*REQUIRED WORK*
The entries must be set down again word for word; no pictures belong in the copy.

(Beginning of PROVIDED DATA)

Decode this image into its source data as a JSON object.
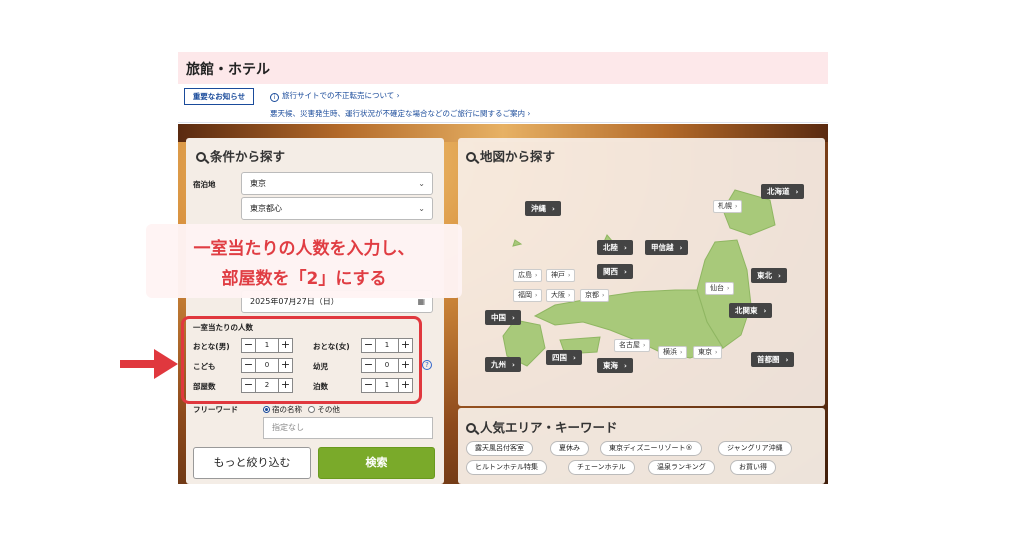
{
  "header": {
    "title": "旅館・ホテル"
  },
  "notices": {
    "button": "重要なお知らせ",
    "line1": "旅行サイトでの不正転売について",
    "line2": "悪天候、災害発生時、運行状況が不確定な場合などのご旅行に関するご案内"
  },
  "search_panel": {
    "title": "条件から探す",
    "stay_label": "宿泊地",
    "prefecture": "東京",
    "area": "東京都心",
    "date": "2025年07月27日（日）",
    "per_room_label": "一室当たりの人数",
    "adult_male_label": "おとな(男)",
    "adult_male_value": "1",
    "adult_female_label": "おとな(女)",
    "adult_female_value": "1",
    "child_label": "こども",
    "child_value": "0",
    "infant_label": "幼児",
    "infant_value": "0",
    "rooms_label": "部屋数",
    "rooms_value": "2",
    "nights_label": "泊数",
    "nights_value": "1",
    "freeword_label": "フリーワード",
    "radio_name": "宿の名称",
    "radio_other": "その他",
    "freeword_placeholder": "指定なし",
    "more_button": "もっと絞り込む",
    "search_button": "検索",
    "help_icon": "?"
  },
  "map_panel": {
    "title": "地図から探す",
    "regions": {
      "okinawa": "沖縄",
      "hokkaido": "北海道",
      "hokuriku": "北陸",
      "koshinetsu": "甲信越",
      "kansai": "関西",
      "tohoku": "東北",
      "chugoku": "中国",
      "kitakanto": "北関東",
      "kyushu": "九州",
      "shikoku": "四国",
      "tokai": "東海",
      "shutoken": "首都圏"
    },
    "cities": {
      "sapporo": "札幌",
      "hiroshima": "広島",
      "kobe": "神戸",
      "fukuoka": "福岡",
      "osaka": "大阪",
      "kyoto": "京都",
      "sendai": "仙台",
      "nagoya": "名古屋",
      "yokohama": "横浜",
      "tokyo": "東京"
    }
  },
  "keyword_panel": {
    "title": "人気エリア・キーワード",
    "chips": [
      "露天風呂付客室",
      "夏休み",
      "東京ディズニーリゾート®",
      "ジャングリア沖縄",
      "ヒルトンホテル特集",
      "チェーンホテル",
      "温泉ランキング",
      "お買い得"
    ]
  },
  "annotation": {
    "line1": "一室当たりの人数を入力し、",
    "line2": "部屋数を「2」にする"
  },
  "colors": {
    "accent_red": "#e0383e",
    "search_green": "#7aaa2a",
    "link_blue": "#1a4b9b",
    "map_land": "#a8c97a"
  }
}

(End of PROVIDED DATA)

*SOLUTION TO THE PROBLEM*
Decode this image into its source data as a JSON object.
{
  "header": {
    "title": "旅館・ホテル"
  },
  "notices": {
    "button": "重要なお知らせ",
    "line1": "旅行サイトでの不正転売について",
    "line2": "悪天候、災害発生時、運行状況が不確定な場合などのご旅行に関するご案内"
  },
  "search_panel": {
    "title": "条件から探す",
    "stay_label": "宿泊地",
    "prefecture": "東京",
    "area": "東京都心",
    "date": "2025年07月27日（日）",
    "per_room_label": "一室当たりの人数",
    "adult_male_label": "おとな(男)",
    "adult_male_value": "1",
    "adult_female_label": "おとな(女)",
    "adult_female_value": "1",
    "child_label": "こども",
    "child_value": "0",
    "infant_label": "幼児",
    "infant_value": "0",
    "rooms_label": "部屋数",
    "rooms_value": "2",
    "nights_label": "泊数",
    "nights_value": "1",
    "freeword_label": "フリーワード",
    "radio_name": "宿の名称",
    "radio_other": "その他",
    "freeword_placeholder": "指定なし",
    "more_button": "もっと絞り込む",
    "search_button": "検索",
    "help_icon": "?"
  },
  "map_panel": {
    "title": "地図から探す",
    "regions": {
      "okinawa": "沖縄",
      "hokkaido": "北海道",
      "hokuriku": "北陸",
      "koshinetsu": "甲信越",
      "kansai": "関西",
      "tohoku": "東北",
      "chugoku": "中国",
      "kitakanto": "北関東",
      "kyushu": "九州",
      "shikoku": "四国",
      "tokai": "東海",
      "shutoken": "首都圏"
    },
    "cities": {
      "sapporo": "札幌",
      "hiroshima": "広島",
      "kobe": "神戸",
      "fukuoka": "福岡",
      "osaka": "大阪",
      "kyoto": "京都",
      "sendai": "仙台",
      "nagoya": "名古屋",
      "yokohama": "横浜",
      "tokyo": "東京"
    }
  },
  "keyword_panel": {
    "title": "人気エリア・キーワード",
    "chips": [
      "露天風呂付客室",
      "夏休み",
      "東京ディズニーリゾート®",
      "ジャングリア沖縄",
      "ヒルトンホテル特集",
      "チェーンホテル",
      "温泉ランキング",
      "お買い得"
    ]
  },
  "annotation": {
    "line1": "一室当たりの人数を入力し、",
    "line2": "部屋数を「2」にする"
  },
  "colors": {
    "accent_red": "#e0383e",
    "search_green": "#7aaa2a",
    "link_blue": "#1a4b9b",
    "map_land": "#a8c97a"
  }
}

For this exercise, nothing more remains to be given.